=== Section Start ===

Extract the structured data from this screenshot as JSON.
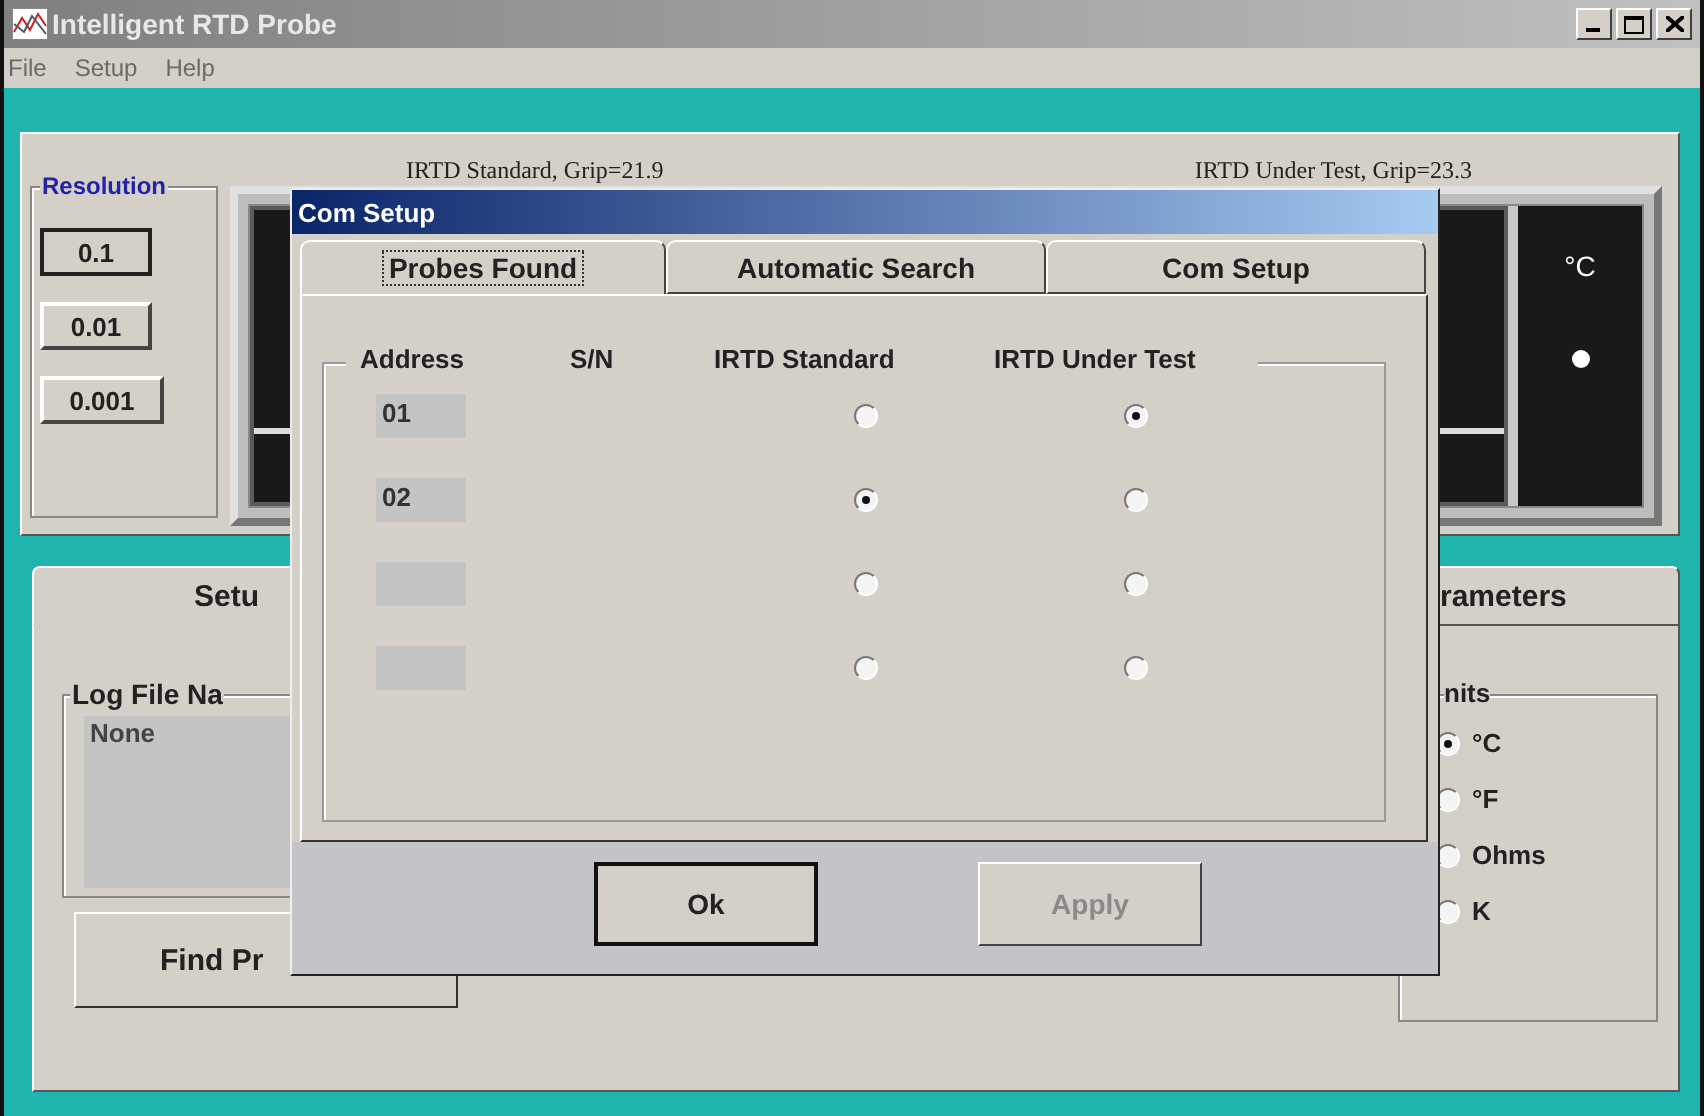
{
  "window": {
    "title": "Intelligent RTD Probe",
    "active": false
  },
  "menu": [
    "File",
    "Setup",
    "Help"
  ],
  "resolution": {
    "title": "Resolution",
    "buttons": [
      {
        "label": "0.1",
        "selected": true
      },
      {
        "label": "0.01",
        "selected": false
      },
      {
        "label": "0.001",
        "selected": false
      }
    ]
  },
  "displays": [
    {
      "caption": "IRTD Standard, Grip=21.9"
    },
    {
      "caption": "IRTD Under Test, Grip=23.3",
      "unit": "°C"
    }
  ],
  "main_tabs": [
    {
      "label": "Setu",
      "selected": true
    },
    {
      "label": "rameters",
      "selected": false
    }
  ],
  "log_file": {
    "label": "Log File Na",
    "value": "None"
  },
  "find_button": "Find Pr",
  "units": {
    "title": "nits",
    "options": [
      {
        "label": "°C",
        "selected": true
      },
      {
        "label": "°F",
        "selected": false
      },
      {
        "label": "Ohms",
        "selected": false
      },
      {
        "label": "K",
        "selected": false
      }
    ]
  },
  "dialog": {
    "title": "Com Setup",
    "tabs": [
      {
        "label": "Probes Found",
        "selected": true
      },
      {
        "label": "Automatic Search",
        "selected": false
      },
      {
        "label": "Com Setup",
        "selected": false
      }
    ],
    "columns": [
      "Address",
      "S/N",
      "IRTD Standard",
      "IRTD Under Test"
    ],
    "rows": [
      {
        "address": "01",
        "standard": false,
        "under_test": true
      },
      {
        "address": "02",
        "standard": true,
        "under_test": false
      },
      {
        "standard": false,
        "under_test": false
      },
      {
        "standard": false,
        "under_test": false
      }
    ],
    "buttons": [
      {
        "label": "Ok",
        "disabled": false
      },
      {
        "label": "Apply",
        "disabled": true
      }
    ]
  }
}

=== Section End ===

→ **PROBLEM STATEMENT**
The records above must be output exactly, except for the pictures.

→ **TASK OUTPUT**
Extract the structured data from this screenshot as JSON.
{
  "window": {
    "title": "Intelligent RTD Probe",
    "active": false
  },
  "menu": [
    "File",
    "Setup",
    "Help"
  ],
  "resolution": {
    "title": "Resolution",
    "buttons": [
      {
        "label": "0.1",
        "selected": true
      },
      {
        "label": "0.01",
        "selected": false
      },
      {
        "label": "0.001",
        "selected": false
      }
    ]
  },
  "displays": [
    {
      "caption": "IRTD Standard, Grip=21.9"
    },
    {
      "caption": "IRTD Under Test, Grip=23.3",
      "unit": "°C"
    }
  ],
  "main_tabs": [
    {
      "label": "Setu",
      "selected": true
    },
    {
      "label": "rameters",
      "selected": false
    }
  ],
  "log_file": {
    "label": "Log File Na",
    "value": "None"
  },
  "find_button": "Find Pr",
  "units": {
    "title": "nits",
    "options": [
      {
        "label": "°C",
        "selected": true
      },
      {
        "label": "°F",
        "selected": false
      },
      {
        "label": "Ohms",
        "selected": false
      },
      {
        "label": "K",
        "selected": false
      }
    ]
  },
  "dialog": {
    "title": "Com Setup",
    "tabs": [
      {
        "label": "Probes Found",
        "selected": true
      },
      {
        "label": "Automatic Search",
        "selected": false
      },
      {
        "label": "Com Setup",
        "selected": false
      }
    ],
    "columns": [
      "Address",
      "S/N",
      "IRTD Standard",
      "IRTD Under Test"
    ],
    "rows": [
      {
        "address": "01",
        "standard": false,
        "under_test": true
      },
      {
        "address": "02",
        "standard": true,
        "under_test": false
      },
      {
        "standard": false,
        "under_test": false
      },
      {
        "standard": false,
        "under_test": false
      }
    ],
    "buttons": [
      {
        "label": "Ok",
        "disabled": false
      },
      {
        "label": "Apply",
        "disabled": true
      }
    ]
  }
}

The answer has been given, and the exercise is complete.